The problem | Below is a block of records. Copy every line in it that contains the word "this".

━━━ Data for processing ━━━

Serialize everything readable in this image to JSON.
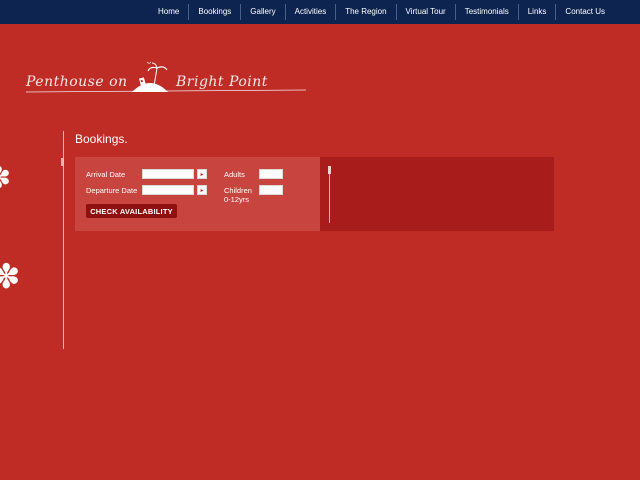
{
  "nav": {
    "items": [
      "Home",
      "Bookings",
      "Gallery",
      "Activities",
      "The Region",
      "Virtual Tour",
      "Testimonials",
      "Links",
      "Contact Us"
    ]
  },
  "logo": {
    "left": "Penthouse on",
    "right": "Bright Point"
  },
  "page": {
    "title": "Bookings."
  },
  "form": {
    "arrival_label": "Arrival Date",
    "arrival_value": "",
    "departure_label": "Departure Date",
    "departure_value": "",
    "adults_label": "Adults",
    "adults_value": "",
    "children_label": "Children",
    "children_sub_label": "0-12yrs",
    "children_value": "",
    "calendar_glyph": "▸",
    "check_button": "CHECK AVAILABILITY"
  },
  "decor": {
    "flower_glyph": "✽"
  },
  "colors": {
    "background": "#bf2b25",
    "topbar": "#0d2450",
    "form_panel": "#c7453e",
    "side_panel": "#a81d1b",
    "button": "#8e100f"
  }
}
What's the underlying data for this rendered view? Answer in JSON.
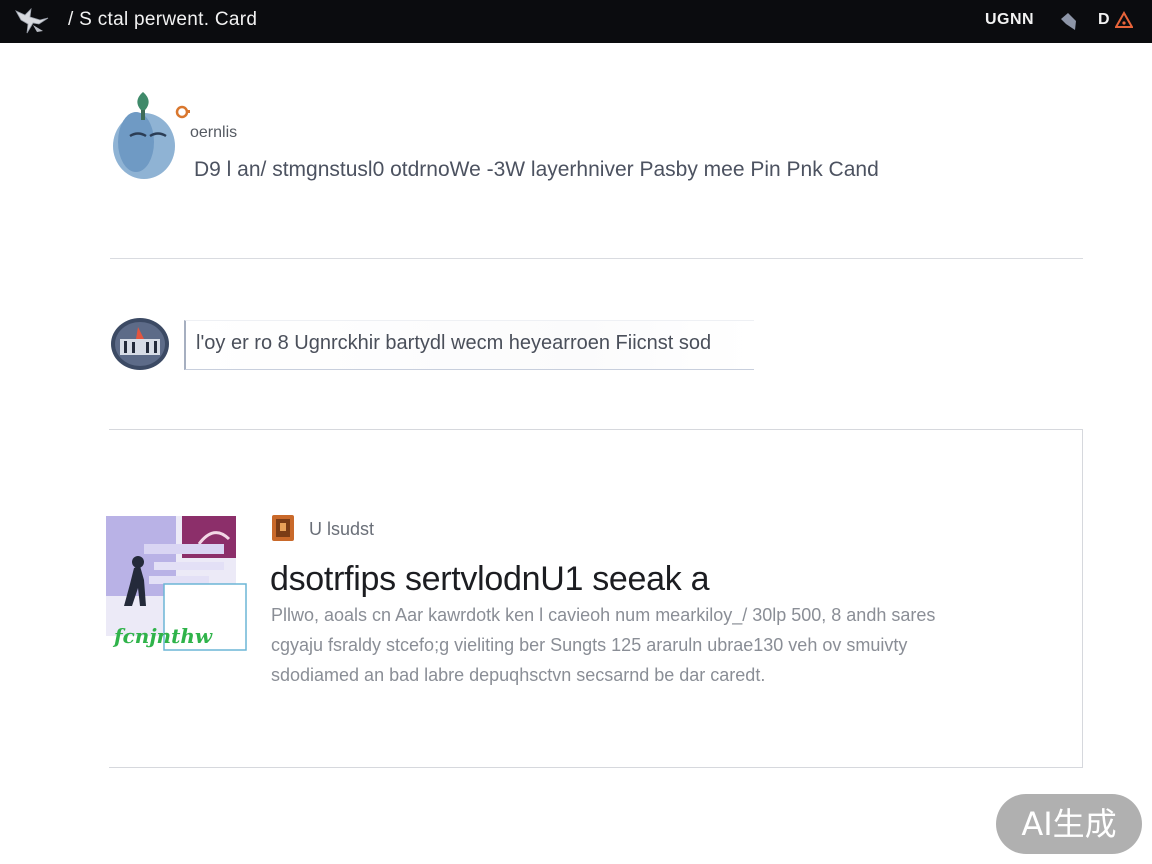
{
  "header": {
    "breadcrumb": "/ S ctal  perwent. Card",
    "user_label": "UGNN",
    "menu_label": "D",
    "icons": {
      "logo": "bird-logo-icon",
      "tag": "tag-icon",
      "alert": "alert-icon"
    }
  },
  "post1": {
    "handle": "oernlis",
    "text": "D9  l an/ stmgnstusl0  otdrnoWe -3W layerhniver Pasby mee  Pin Pnk Cand"
  },
  "post2": {
    "text": "l'oy er  ro 8 Ugnrckhir bartydl wecm  heyearroen Fiicnst sod"
  },
  "card": {
    "badge_label": "U lsudst",
    "title": "dsotrfips sertvlodnU1 seeak a",
    "thumb_caption": "fcnjnthw",
    "body": [
      "Pllwo, aoals  cn Aar kawrdotk ken l cavieoh num mearkiloy_/ 30lp 500, 8 andh sares",
      "cgyaju fsraldy  stcefo;g vieliting  ber Sungts  125 araruln  ubrae130  veh ov smuivty",
      "sdodiamed  an bad labre  depuqhsctvn secsarnd  be dar caredt."
    ]
  },
  "watermark": "AI生成",
  "colors": {
    "topbar": "#0b0c0f",
    "divider": "#d9dbe0",
    "title": "#1c1d21",
    "body": "#8a8e96",
    "accent_green": "#2fb34a",
    "accent_purple": "#8c2f6a"
  }
}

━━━

Answer section |
Serialize everything readable in this image to JSON.
What's the underlying data for this rendered view? Answer in JSON.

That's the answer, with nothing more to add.